Description of the task - From the first line to the last, give the records again exactly and skip the pictures.

Material supplied -
>>>>>

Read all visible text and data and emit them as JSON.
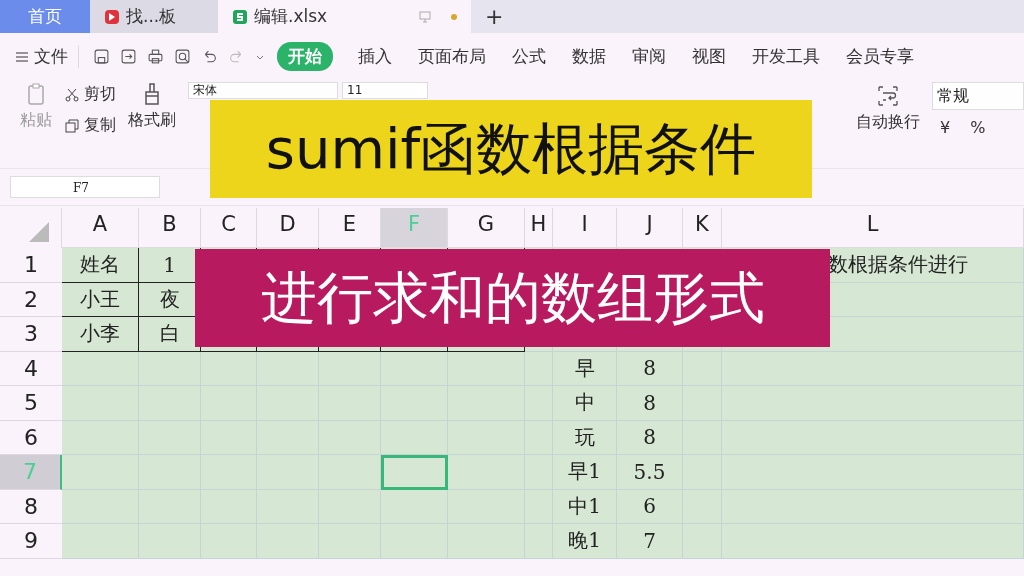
{
  "tabs": [
    {
      "label": "首页",
      "kind": "home",
      "selected": false
    },
    {
      "label": "找...板",
      "kind": "doc",
      "selected": false
    },
    {
      "label": "编辑.xlsx",
      "kind": "sheet",
      "selected": true
    }
  ],
  "new_tab": "+",
  "menu": {
    "file": "文件",
    "items": [
      {
        "label": "开始",
        "selected": true
      },
      {
        "label": "插入",
        "selected": false
      },
      {
        "label": "页面布局",
        "selected": false
      },
      {
        "label": "公式",
        "selected": false
      },
      {
        "label": "数据",
        "selected": false
      },
      {
        "label": "审阅",
        "selected": false
      },
      {
        "label": "视图",
        "selected": false
      },
      {
        "label": "开发工具",
        "selected": false
      },
      {
        "label": "会员专享",
        "selected": false
      }
    ]
  },
  "ribbon": {
    "paste": "粘贴",
    "cut": "剪切",
    "copy": "复制",
    "format_painter": "格式刷",
    "font": "宋体",
    "font_size": "11",
    "wrap": "自动换行",
    "number_format": "常规",
    "currency": "¥",
    "percent": "%"
  },
  "name_box": "F7",
  "sheet": {
    "columns": [
      {
        "label": "A",
        "selected": false
      },
      {
        "label": "B",
        "selected": false
      },
      {
        "label": "C",
        "selected": false
      },
      {
        "label": "D",
        "selected": false
      },
      {
        "label": "E",
        "selected": false
      },
      {
        "label": "F",
        "selected": true
      },
      {
        "label": "G",
        "selected": false
      },
      {
        "label": "H",
        "selected": false
      },
      {
        "label": "I",
        "selected": false
      },
      {
        "label": "J",
        "selected": false
      },
      {
        "label": "K",
        "selected": false
      },
      {
        "label": "L",
        "selected": false
      }
    ],
    "rows": [
      {
        "label": "1",
        "selected": false,
        "cells": {
          "A": "姓名",
          "B": "1",
          "L": "数根据条件进行"
        }
      },
      {
        "label": "2",
        "selected": false,
        "cells": {
          "A": "小王",
          "B": "夜"
        }
      },
      {
        "label": "3",
        "selected": false,
        "cells": {
          "A": "小李",
          "B": "白"
        }
      },
      {
        "label": "4",
        "selected": false,
        "cells": {
          "I": "早",
          "J": "8"
        }
      },
      {
        "label": "5",
        "selected": false,
        "cells": {
          "I": "中",
          "J": "8"
        }
      },
      {
        "label": "6",
        "selected": false,
        "cells": {
          "I": "玩",
          "J": "8"
        }
      },
      {
        "label": "7",
        "selected": true,
        "cells": {
          "I": "早1",
          "J": "5.5"
        }
      },
      {
        "label": "8",
        "selected": false,
        "cells": {
          "I": "中1",
          "J": "6"
        }
      },
      {
        "label": "9",
        "selected": false,
        "cells": {
          "I": "晚1",
          "J": "7"
        }
      }
    ]
  },
  "captions": [
    {
      "text": "sumif函数根据条件",
      "kind": "yellow"
    },
    {
      "text": "进行求和的数组形式",
      "kind": "magenta"
    }
  ]
}
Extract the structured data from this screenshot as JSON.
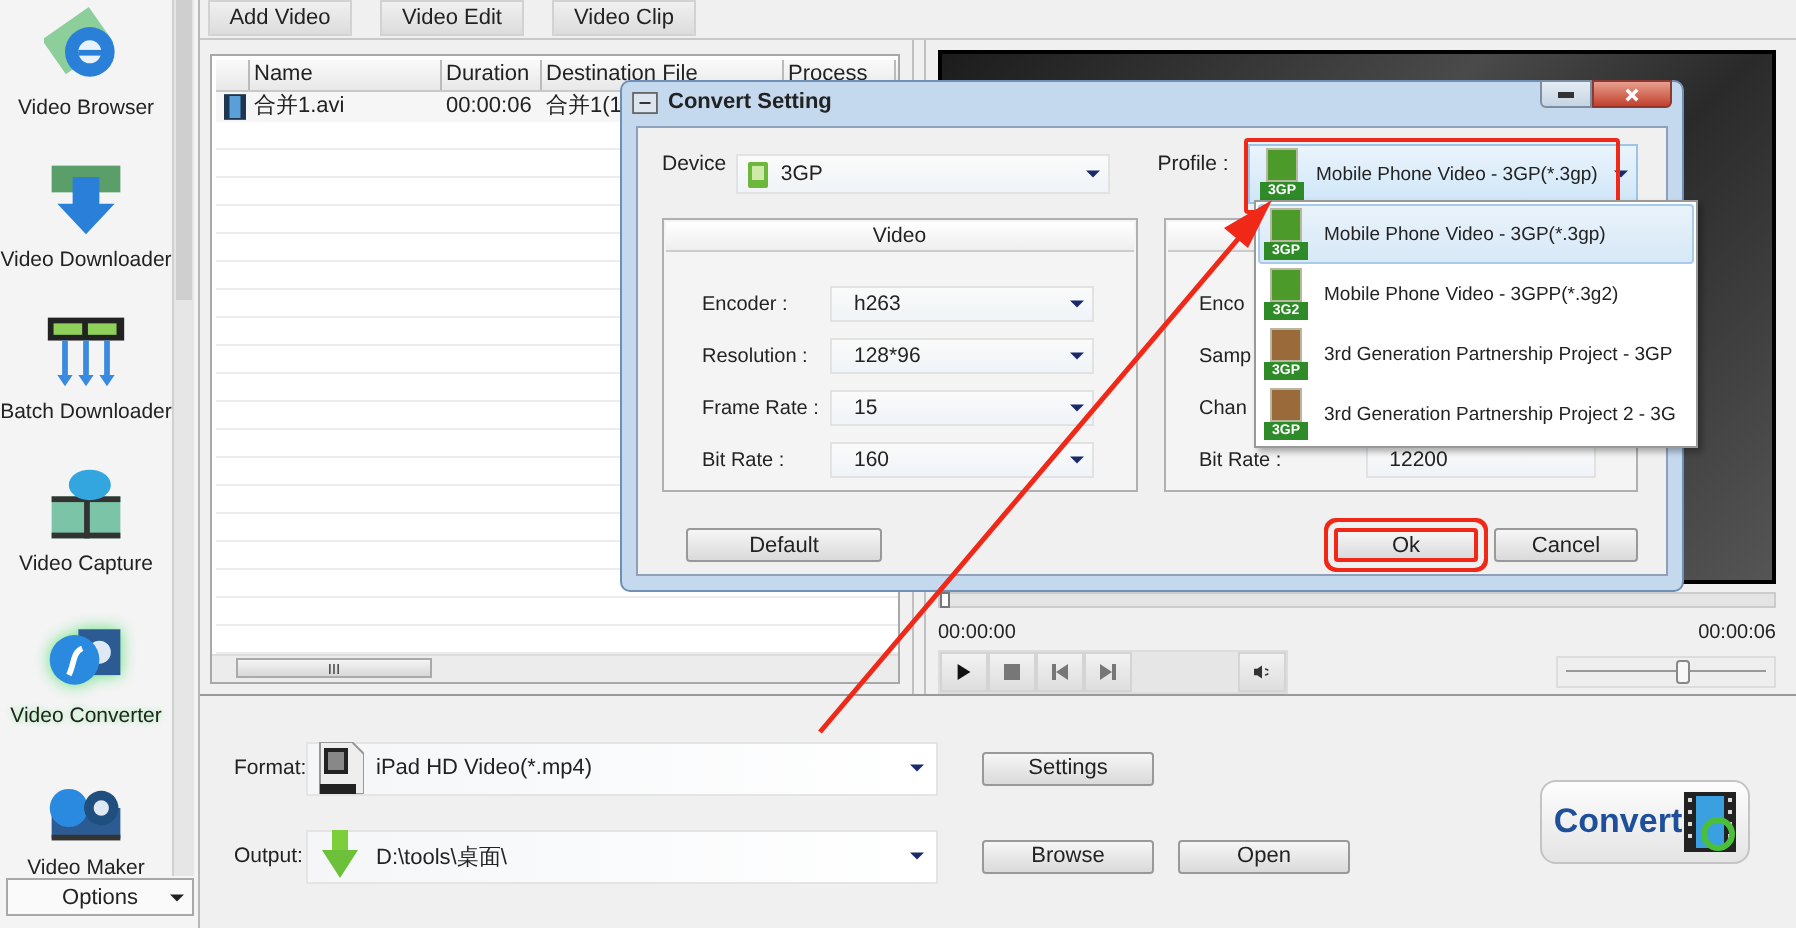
{
  "sidebar": {
    "items": [
      {
        "label": "Video Browser",
        "selected": false
      },
      {
        "label": "Video Downloader",
        "selected": false
      },
      {
        "label": "Batch Downloader",
        "selected": false
      },
      {
        "label": "Video Capture",
        "selected": false
      },
      {
        "label": "Video Converter",
        "selected": true
      },
      {
        "label": "Video Maker",
        "selected": false
      }
    ],
    "options": "Options"
  },
  "toolbar": [
    "Add Video",
    "Video Edit",
    "Video Clip"
  ],
  "file_table": {
    "columns": [
      "Name",
      "Duration",
      "Destination File",
      "Process"
    ],
    "rows": [
      {
        "name": "合并1.avi",
        "duration": "00:00:06",
        "destination": "合并1(1"
      }
    ]
  },
  "player": {
    "seek": {
      "level": 0
    },
    "time_start": "00:00:00",
    "time_end": "00:00:06",
    "volume": {
      "level": 0.58
    }
  },
  "format": {
    "label": "Format:",
    "value": "iPad HD Video(*.mp4)"
  },
  "output": {
    "label": "Output:",
    "value": "D:\\tools\\桌面\\"
  },
  "buttons": {
    "settings": "Settings",
    "browse": "Browse",
    "open": "Open",
    "convert": "Convert"
  },
  "dialog": {
    "title": "Convert Setting",
    "device": {
      "label": "Device",
      "value": "3GP"
    },
    "profile": {
      "label": "Profile :",
      "value": "Mobile Phone Video - 3GP(*.3gp)",
      "badge": "3GP",
      "highlighted": true
    },
    "video_group": {
      "title": "Video",
      "fields": [
        {
          "label": "Encoder :",
          "value": "h263"
        },
        {
          "label": "Resolution :",
          "value": "128*96"
        },
        {
          "label": "Frame Rate :",
          "value": "15"
        },
        {
          "label": "Bit Rate :",
          "value": "160"
        }
      ]
    },
    "audio_group": {
      "fields": [
        {
          "label": "Enco"
        },
        {
          "label": "Samp"
        },
        {
          "label": "Chan"
        },
        {
          "label": "Bit Rate :",
          "value": "12200"
        }
      ]
    },
    "profile_options": [
      {
        "label": "Mobile Phone Video - 3GP(*.3gp)",
        "badge": "3GP",
        "color": "#4c9a2a",
        "selected": true
      },
      {
        "label": "Mobile Phone Video - 3GPP(*.3g2)",
        "badge": "3G2",
        "color": "#4c9a2a",
        "selected": false
      },
      {
        "label": "3rd Generation Partnership Project - 3GP",
        "badge": "3GP",
        "color": "#9a6a3a",
        "selected": false
      },
      {
        "label": "3rd Generation Partnership Project 2 - 3G",
        "badge": "3GP",
        "color": "#9a6a3a",
        "selected": false
      }
    ],
    "buttons": [
      {
        "label": "Default",
        "kind": "default",
        "highlighted": false
      },
      {
        "label": "Ok",
        "kind": "ok",
        "highlighted": true
      },
      {
        "label": "Cancel",
        "kind": "cancel",
        "highlighted": false
      }
    ]
  }
}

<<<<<

Finished task -
Read all visible text and data and emit them as JSON.
{
  "tabs": [
    {
      "label": "首页",
      "kind": "home",
      "selected": false
    },
    {
      "label": "找...板",
      "kind": "doc",
      "selected": false
    },
    {
      "label": "编辑.xlsx",
      "kind": "sheet",
      "selected": true
    }
  ],
  "new_tab": "+",
  "menu": {
    "file": "文件",
    "items": [
      {
        "label": "开始",
        "selected": true
      },
      {
        "label": "插入",
        "selected": false
      },
      {
        "label": "页面布局",
        "selected": false
      },
      {
        "label": "公式",
        "selected": false
      },
      {
        "label": "数据",
        "selected": false
      },
      {
        "label": "审阅",
        "selected": false
      },
      {
        "label": "视图",
        "selected": false
      },
      {
        "label": "开发工具",
        "selected": false
      },
      {
        "label": "会员专享",
        "selected": false
      }
    ]
  },
  "ribbon": {
    "paste": "粘贴",
    "cut": "剪切",
    "copy": "复制",
    "format_painter": "格式刷",
    "font": "宋体",
    "font_size": "11",
    "wrap": "自动换行",
    "number_format": "常规",
    "currency": "¥",
    "percent": "%"
  },
  "name_box": "F7",
  "sheet": {
    "columns": [
      {
        "label": "A",
        "selected": false
      },
      {
        "label": "B",
        "selected": false
      },
      {
        "label": "C",
        "selected": false
      },
      {
        "label": "D",
        "selected": false
      },
      {
        "label": "E",
        "selected": false
      },
      {
        "label": "F",
        "selected": true
      },
      {
        "label": "G",
        "selected": false
      },
      {
        "label": "H",
        "selected": false
      },
      {
        "label": "I",
        "selected": false
      },
      {
        "label": "J",
        "selected": false
      },
      {
        "label": "K",
        "selected": false
      },
      {
        "label": "L",
        "selected": false
      }
    ],
    "rows": [
      {
        "label": "1",
        "selected": false,
        "cells": {
          "A": "姓名",
          "B": "1",
          "L": "数根据条件进行"
        }
      },
      {
        "label": "2",
        "selected": false,
        "cells": {
          "A": "小王",
          "B": "夜"
        }
      },
      {
        "label": "3",
        "selected": false,
        "cells": {
          "A": "小李",
          "B": "白"
        }
      },
      {
        "label": "4",
        "selected": false,
        "cells": {
          "I": "早",
          "J": "8"
        }
      },
      {
        "label": "5",
        "selected": false,
        "cells": {
          "I": "中",
          "J": "8"
        }
      },
      {
        "label": "6",
        "selected": false,
        "cells": {
          "I": "玩",
          "J": "8"
        }
      },
      {
        "label": "7",
        "selected": true,
        "cells": {
          "I": "早1",
          "J": "5.5"
        }
      },
      {
        "label": "8",
        "selected": false,
        "cells": {
          "I": "中1",
          "J": "6"
        }
      },
      {
        "label": "9",
        "selected": false,
        "cells": {
          "I": "晚1",
          "J": "7"
        }
      }
    ]
  },
  "captions": [
    {
      "text": "sumif函数根据条件",
      "kind": "yellow"
    },
    {
      "text": "进行求和的数组形式",
      "kind": "magenta"
    }
  ]
}
Extract the structured data from this screenshot as JSON.
{
  "sidebar": {
    "items": [
      {
        "label": "Video Browser",
        "selected": false
      },
      {
        "label": "Video Downloader",
        "selected": false
      },
      {
        "label": "Batch Downloader",
        "selected": false
      },
      {
        "label": "Video Capture",
        "selected": false
      },
      {
        "label": "Video Converter",
        "selected": true
      },
      {
        "label": "Video Maker",
        "selected": false
      }
    ],
    "options": "Options"
  },
  "toolbar": [
    "Add Video",
    "Video Edit",
    "Video Clip"
  ],
  "file_table": {
    "columns": [
      "Name",
      "Duration",
      "Destination File",
      "Process"
    ],
    "rows": [
      {
        "name": "合并1.avi",
        "duration": "00:00:06",
        "destination": "合并1(1"
      }
    ]
  },
  "player": {
    "seek": {
      "level": 0
    },
    "time_start": "00:00:00",
    "time_end": "00:00:06",
    "volume": {
      "level": 0.58
    }
  },
  "format": {
    "label": "Format:",
    "value": "iPad HD Video(*.mp4)"
  },
  "output": {
    "label": "Output:",
    "value": "D:\\tools\\桌面\\"
  },
  "buttons": {
    "settings": "Settings",
    "browse": "Browse",
    "open": "Open",
    "convert": "Convert"
  },
  "dialog": {
    "title": "Convert Setting",
    "device": {
      "label": "Device",
      "value": "3GP"
    },
    "profile": {
      "label": "Profile :",
      "value": "Mobile Phone Video - 3GP(*.3gp)",
      "badge": "3GP",
      "highlighted": true
    },
    "video_group": {
      "title": "Video",
      "fields": [
        {
          "label": "Encoder :",
          "value": "h263"
        },
        {
          "label": "Resolution :",
          "value": "128*96"
        },
        {
          "label": "Frame Rate :",
          "value": "15"
        },
        {
          "label": "Bit Rate :",
          "value": "160"
        }
      ]
    },
    "audio_group": {
      "fields": [
        {
          "label": "Enco"
        },
        {
          "label": "Samp"
        },
        {
          "label": "Chan"
        },
        {
          "label": "Bit Rate :",
          "value": "12200"
        }
      ]
    },
    "profile_options": [
      {
        "label": "Mobile Phone Video - 3GP(*.3gp)",
        "badge": "3GP",
        "color": "#4c9a2a",
        "selected": true
      },
      {
        "label": "Mobile Phone Video - 3GPP(*.3g2)",
        "badge": "3G2",
        "color": "#4c9a2a",
        "selected": false
      },
      {
        "label": "3rd Generation Partnership Project - 3GP",
        "badge": "3GP",
        "color": "#9a6a3a",
        "selected": false
      },
      {
        "label": "3rd Generation Partnership Project 2 - 3G",
        "badge": "3GP",
        "color": "#9a6a3a",
        "selected": false
      }
    ],
    "buttons": [
      {
        "label": "Default",
        "kind": "default",
        "highlighted": false
      },
      {
        "label": "Ok",
        "kind": "ok",
        "highlighted": true
      },
      {
        "label": "Cancel",
        "kind": "cancel",
        "highlighted": false
      }
    ]
  }
}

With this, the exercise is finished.